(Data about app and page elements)
━━━━━━━━━━━━━━━━━━━━

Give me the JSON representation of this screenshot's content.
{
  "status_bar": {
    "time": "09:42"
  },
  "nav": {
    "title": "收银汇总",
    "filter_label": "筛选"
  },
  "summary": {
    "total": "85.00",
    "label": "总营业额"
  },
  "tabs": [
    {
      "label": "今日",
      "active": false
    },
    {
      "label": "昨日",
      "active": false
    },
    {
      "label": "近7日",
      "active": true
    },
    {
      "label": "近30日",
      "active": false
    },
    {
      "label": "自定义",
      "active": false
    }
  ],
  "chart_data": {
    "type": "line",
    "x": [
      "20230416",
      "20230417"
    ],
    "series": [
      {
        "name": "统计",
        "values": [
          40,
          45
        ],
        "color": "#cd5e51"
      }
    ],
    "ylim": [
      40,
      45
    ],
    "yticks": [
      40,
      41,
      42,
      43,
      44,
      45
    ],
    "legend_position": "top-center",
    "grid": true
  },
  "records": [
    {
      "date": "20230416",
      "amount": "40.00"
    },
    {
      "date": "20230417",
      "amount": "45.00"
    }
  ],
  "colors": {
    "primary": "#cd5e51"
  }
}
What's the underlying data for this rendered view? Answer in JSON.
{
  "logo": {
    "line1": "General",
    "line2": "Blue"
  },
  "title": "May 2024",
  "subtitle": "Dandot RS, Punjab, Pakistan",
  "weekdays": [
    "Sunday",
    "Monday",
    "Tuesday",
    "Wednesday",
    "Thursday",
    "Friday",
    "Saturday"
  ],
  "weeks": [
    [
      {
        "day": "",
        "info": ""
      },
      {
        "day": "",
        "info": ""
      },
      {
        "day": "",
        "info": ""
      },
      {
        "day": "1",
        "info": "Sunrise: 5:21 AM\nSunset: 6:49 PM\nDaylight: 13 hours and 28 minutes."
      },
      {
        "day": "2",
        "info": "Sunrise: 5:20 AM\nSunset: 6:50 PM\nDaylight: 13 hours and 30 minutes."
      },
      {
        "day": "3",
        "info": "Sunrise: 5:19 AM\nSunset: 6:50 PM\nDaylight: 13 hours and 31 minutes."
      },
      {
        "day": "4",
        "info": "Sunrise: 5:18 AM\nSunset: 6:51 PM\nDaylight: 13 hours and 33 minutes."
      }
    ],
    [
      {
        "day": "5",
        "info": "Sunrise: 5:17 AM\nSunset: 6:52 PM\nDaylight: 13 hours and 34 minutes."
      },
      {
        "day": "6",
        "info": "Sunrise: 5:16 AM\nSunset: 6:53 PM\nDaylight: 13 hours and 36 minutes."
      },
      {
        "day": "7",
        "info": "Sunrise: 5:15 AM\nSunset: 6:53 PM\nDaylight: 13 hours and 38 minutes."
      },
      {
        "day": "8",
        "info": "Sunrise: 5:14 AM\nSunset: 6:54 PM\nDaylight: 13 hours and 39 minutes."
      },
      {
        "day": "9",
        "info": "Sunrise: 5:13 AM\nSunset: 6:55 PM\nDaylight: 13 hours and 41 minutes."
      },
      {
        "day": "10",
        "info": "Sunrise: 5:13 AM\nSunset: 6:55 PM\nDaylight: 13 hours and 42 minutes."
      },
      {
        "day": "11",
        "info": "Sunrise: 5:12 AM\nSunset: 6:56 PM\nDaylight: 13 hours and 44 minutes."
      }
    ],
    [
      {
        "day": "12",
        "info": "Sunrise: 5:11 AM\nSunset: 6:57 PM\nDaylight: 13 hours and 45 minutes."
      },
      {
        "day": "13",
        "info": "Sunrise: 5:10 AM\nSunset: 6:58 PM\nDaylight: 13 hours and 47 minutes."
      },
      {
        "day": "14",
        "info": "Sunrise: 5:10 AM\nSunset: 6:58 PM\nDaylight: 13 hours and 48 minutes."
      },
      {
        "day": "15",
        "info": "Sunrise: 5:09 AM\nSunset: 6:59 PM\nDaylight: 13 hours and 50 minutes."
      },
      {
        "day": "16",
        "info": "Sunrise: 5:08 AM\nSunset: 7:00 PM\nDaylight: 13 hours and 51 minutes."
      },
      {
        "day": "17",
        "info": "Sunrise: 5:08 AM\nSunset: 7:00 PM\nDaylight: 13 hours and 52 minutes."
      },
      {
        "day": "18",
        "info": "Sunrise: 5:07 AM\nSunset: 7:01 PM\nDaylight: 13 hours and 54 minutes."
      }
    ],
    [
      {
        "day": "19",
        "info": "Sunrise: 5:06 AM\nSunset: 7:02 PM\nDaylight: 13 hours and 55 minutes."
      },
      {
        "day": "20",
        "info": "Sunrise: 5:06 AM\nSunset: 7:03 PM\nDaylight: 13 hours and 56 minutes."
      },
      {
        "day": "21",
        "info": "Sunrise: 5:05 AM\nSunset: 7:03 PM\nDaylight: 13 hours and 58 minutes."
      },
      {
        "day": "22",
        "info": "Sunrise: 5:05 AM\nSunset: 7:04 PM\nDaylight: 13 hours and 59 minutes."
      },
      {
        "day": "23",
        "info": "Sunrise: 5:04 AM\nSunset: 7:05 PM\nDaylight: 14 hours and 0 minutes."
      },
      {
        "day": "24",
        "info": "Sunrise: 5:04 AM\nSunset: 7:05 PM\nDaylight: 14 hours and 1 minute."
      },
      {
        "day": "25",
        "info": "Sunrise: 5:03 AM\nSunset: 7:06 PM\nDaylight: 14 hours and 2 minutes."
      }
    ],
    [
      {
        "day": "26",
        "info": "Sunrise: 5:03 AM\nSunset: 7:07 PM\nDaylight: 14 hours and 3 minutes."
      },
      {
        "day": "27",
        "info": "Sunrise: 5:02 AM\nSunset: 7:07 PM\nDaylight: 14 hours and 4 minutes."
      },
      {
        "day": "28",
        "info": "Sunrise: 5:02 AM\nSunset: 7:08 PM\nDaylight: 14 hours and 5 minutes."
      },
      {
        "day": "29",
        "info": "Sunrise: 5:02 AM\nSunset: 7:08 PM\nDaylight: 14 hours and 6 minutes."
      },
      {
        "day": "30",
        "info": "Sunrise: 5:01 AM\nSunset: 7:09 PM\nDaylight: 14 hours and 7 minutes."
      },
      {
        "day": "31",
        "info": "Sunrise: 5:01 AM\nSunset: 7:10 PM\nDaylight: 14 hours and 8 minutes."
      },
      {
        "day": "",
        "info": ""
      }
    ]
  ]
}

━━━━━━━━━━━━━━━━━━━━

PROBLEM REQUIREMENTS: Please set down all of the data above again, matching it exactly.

YOUR SOLUTION:
Give me the JSON representation of this screenshot's content.
{
  "status_bar": {
    "time": "09:42"
  },
  "nav": {
    "title": "收银汇总",
    "filter_label": "筛选"
  },
  "summary": {
    "total": "85.00",
    "label": "总营业额"
  },
  "tabs": [
    {
      "label": "今日",
      "active": false
    },
    {
      "label": "昨日",
      "active": false
    },
    {
      "label": "近7日",
      "active": true
    },
    {
      "label": "近30日",
      "active": false
    },
    {
      "label": "自定义",
      "active": false
    }
  ],
  "chart_data": {
    "type": "line",
    "x": [
      "20230416",
      "20230417"
    ],
    "series": [
      {
        "name": "统计",
        "values": [
          40,
          45
        ],
        "color": "#cd5e51"
      }
    ],
    "ylim": [
      40,
      45
    ],
    "yticks": [
      40,
      41,
      42,
      43,
      44,
      45
    ],
    "legend_position": "top-center",
    "grid": true
  },
  "records": [
    {
      "date": "20230416",
      "amount": "40.00"
    },
    {
      "date": "20230417",
      "amount": "45.00"
    }
  ],
  "colors": {
    "primary": "#cd5e51"
  }
}
What's the underlying data for this rendered view? Answer in JSON.
{
  "logo": {
    "line1": "General",
    "line2": "Blue"
  },
  "title": "May 2024",
  "subtitle": "Dandot RS, Punjab, Pakistan",
  "weekdays": [
    "Sunday",
    "Monday",
    "Tuesday",
    "Wednesday",
    "Thursday",
    "Friday",
    "Saturday"
  ],
  "weeks": [
    [
      {
        "day": "",
        "info": ""
      },
      {
        "day": "",
        "info": ""
      },
      {
        "day": "",
        "info": ""
      },
      {
        "day": "1",
        "info": "Sunrise: 5:21 AM\nSunset: 6:49 PM\nDaylight: 13 hours and 28 minutes."
      },
      {
        "day": "2",
        "info": "Sunrise: 5:20 AM\nSunset: 6:50 PM\nDaylight: 13 hours and 30 minutes."
      },
      {
        "day": "3",
        "info": "Sunrise: 5:19 AM\nSunset: 6:50 PM\nDaylight: 13 hours and 31 minutes."
      },
      {
        "day": "4",
        "info": "Sunrise: 5:18 AM\nSunset: 6:51 PM\nDaylight: 13 hours and 33 minutes."
      }
    ],
    [
      {
        "day": "5",
        "info": "Sunrise: 5:17 AM\nSunset: 6:52 PM\nDaylight: 13 hours and 34 minutes."
      },
      {
        "day": "6",
        "info": "Sunrise: 5:16 AM\nSunset: 6:53 PM\nDaylight: 13 hours and 36 minutes."
      },
      {
        "day": "7",
        "info": "Sunrise: 5:15 AM\nSunset: 6:53 PM\nDaylight: 13 hours and 38 minutes."
      },
      {
        "day": "8",
        "info": "Sunrise: 5:14 AM\nSunset: 6:54 PM\nDaylight: 13 hours and 39 minutes."
      },
      {
        "day": "9",
        "info": "Sunrise: 5:13 AM\nSunset: 6:55 PM\nDaylight: 13 hours and 41 minutes."
      },
      {
        "day": "10",
        "info": "Sunrise: 5:13 AM\nSunset: 6:55 PM\nDaylight: 13 hours and 42 minutes."
      },
      {
        "day": "11",
        "info": "Sunrise: 5:12 AM\nSunset: 6:56 PM\nDaylight: 13 hours and 44 minutes."
      }
    ],
    [
      {
        "day": "12",
        "info": "Sunrise: 5:11 AM\nSunset: 6:57 PM\nDaylight: 13 hours and 45 minutes."
      },
      {
        "day": "13",
        "info": "Sunrise: 5:10 AM\nSunset: 6:58 PM\nDaylight: 13 hours and 47 minutes."
      },
      {
        "day": "14",
        "info": "Sunrise: 5:10 AM\nSunset: 6:58 PM\nDaylight: 13 hours and 48 minutes."
      },
      {
        "day": "15",
        "info": "Sunrise: 5:09 AM\nSunset: 6:59 PM\nDaylight: 13 hours and 50 minutes."
      },
      {
        "day": "16",
        "info": "Sunrise: 5:08 AM\nSunset: 7:00 PM\nDaylight: 13 hours and 51 minutes."
      },
      {
        "day": "17",
        "info": "Sunrise: 5:08 AM\nSunset: 7:00 PM\nDaylight: 13 hours and 52 minutes."
      },
      {
        "day": "18",
        "info": "Sunrise: 5:07 AM\nSunset: 7:01 PM\nDaylight: 13 hours and 54 minutes."
      }
    ],
    [
      {
        "day": "19",
        "info": "Sunrise: 5:06 AM\nSunset: 7:02 PM\nDaylight: 13 hours and 55 minutes."
      },
      {
        "day": "20",
        "info": "Sunrise: 5:06 AM\nSunset: 7:03 PM\nDaylight: 13 hours and 56 minutes."
      },
      {
        "day": "21",
        "info": "Sunrise: 5:05 AM\nSunset: 7:03 PM\nDaylight: 13 hours and 58 minutes."
      },
      {
        "day": "22",
        "info": "Sunrise: 5:05 AM\nSunset: 7:04 PM\nDaylight: 13 hours and 59 minutes."
      },
      {
        "day": "23",
        "info": "Sunrise: 5:04 AM\nSunset: 7:05 PM\nDaylight: 14 hours and 0 minutes."
      },
      {
        "day": "24",
        "info": "Sunrise: 5:04 AM\nSunset: 7:05 PM\nDaylight: 14 hours and 1 minute."
      },
      {
        "day": "25",
        "info": "Sunrise: 5:03 AM\nSunset: 7:06 PM\nDaylight: 14 hours and 2 minutes."
      }
    ],
    [
      {
        "day": "26",
        "info": "Sunrise: 5:03 AM\nSunset: 7:07 PM\nDaylight: 14 hours and 3 minutes."
      },
      {
        "day": "27",
        "info": "Sunrise: 5:02 AM\nSunset: 7:07 PM\nDaylight: 14 hours and 4 minutes."
      },
      {
        "day": "28",
        "info": "Sunrise: 5:02 AM\nSunset: 7:08 PM\nDaylight: 14 hours and 5 minutes."
      },
      {
        "day": "29",
        "info": "Sunrise: 5:02 AM\nSunset: 7:08 PM\nDaylight: 14 hours and 6 minutes."
      },
      {
        "day": "30",
        "info": "Sunrise: 5:01 AM\nSunset: 7:09 PM\nDaylight: 14 hours and 7 minutes."
      },
      {
        "day": "31",
        "info": "Sunrise: 5:01 AM\nSunset: 7:10 PM\nDaylight: 14 hours and 8 minutes."
      },
      {
        "day": "",
        "info": ""
      }
    ]
  ]
}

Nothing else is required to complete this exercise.